According to a study, there is a surprising genetic unity between the earliest known Europeans and contemporary Europeans, suggesting mating between the Europeans and the ancient Neanderthals.
This finding suggests that a complex network of sexual exchange may have existed across Europe over the past 50,000 years, and also helps to pinpoint when humans interbred with Neanderthals, the closest extinct relatives of modern humans.
The scientists analysed DNA from the left shinbone of a skeleton known as K14 which was excavated in 1954.
K14 is one of the oldest fossils of a European modern human – a man who lived between 36,200 and 38,700 years ago in Kostenki in western Russia, LiveScience reported.
The researchers sequenced K14’s genome and found that contemporary Europeans shared genetic continuity with ancient Europeans.
"Virtually all the major genetic components you find in contemporary Europeans are present among the earliest Europeans," said lead study author Eske Willerslev, an evolutionary biologist at the University of Copenhagen in Denmark.

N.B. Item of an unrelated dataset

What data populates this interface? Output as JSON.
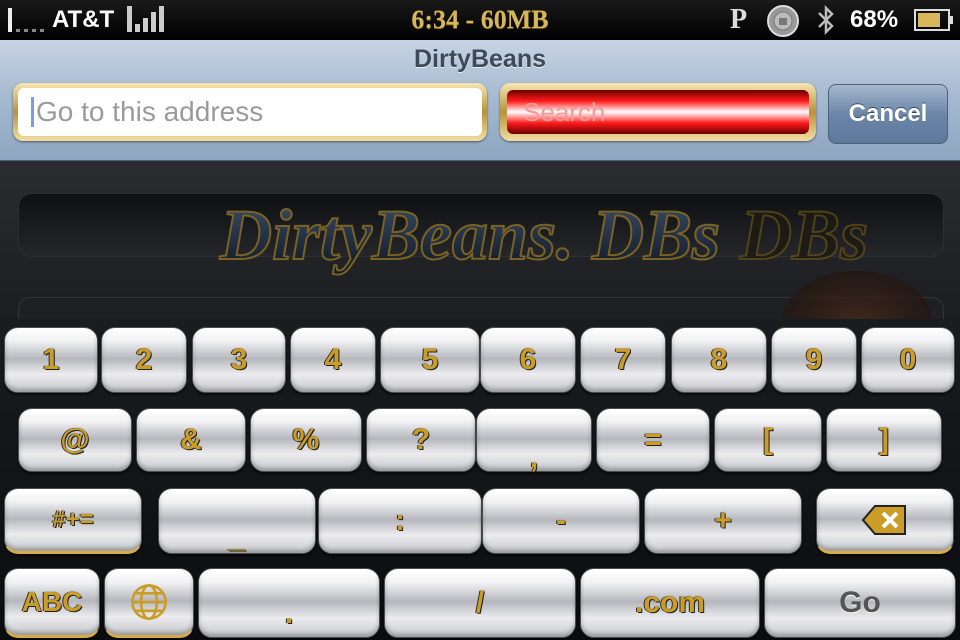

For millennia, Europe may have been home to a so-called "metapopulation" of modern humans – a group of distinct, separate populations that regularly mixed, grew and fragmented. The genetic contributions of the early Eurasians to modern European populations may not have arrived through a few distinct migrations from Asia to Europe, but instead through gene flow in various directions, the authors noted.
The modern human ancestors of contemporary Eurasians are believed to have left Africa about 50,000 to 60,000 years ago, but how these early Eurasians contributed to the modern European gene pool remains unclear.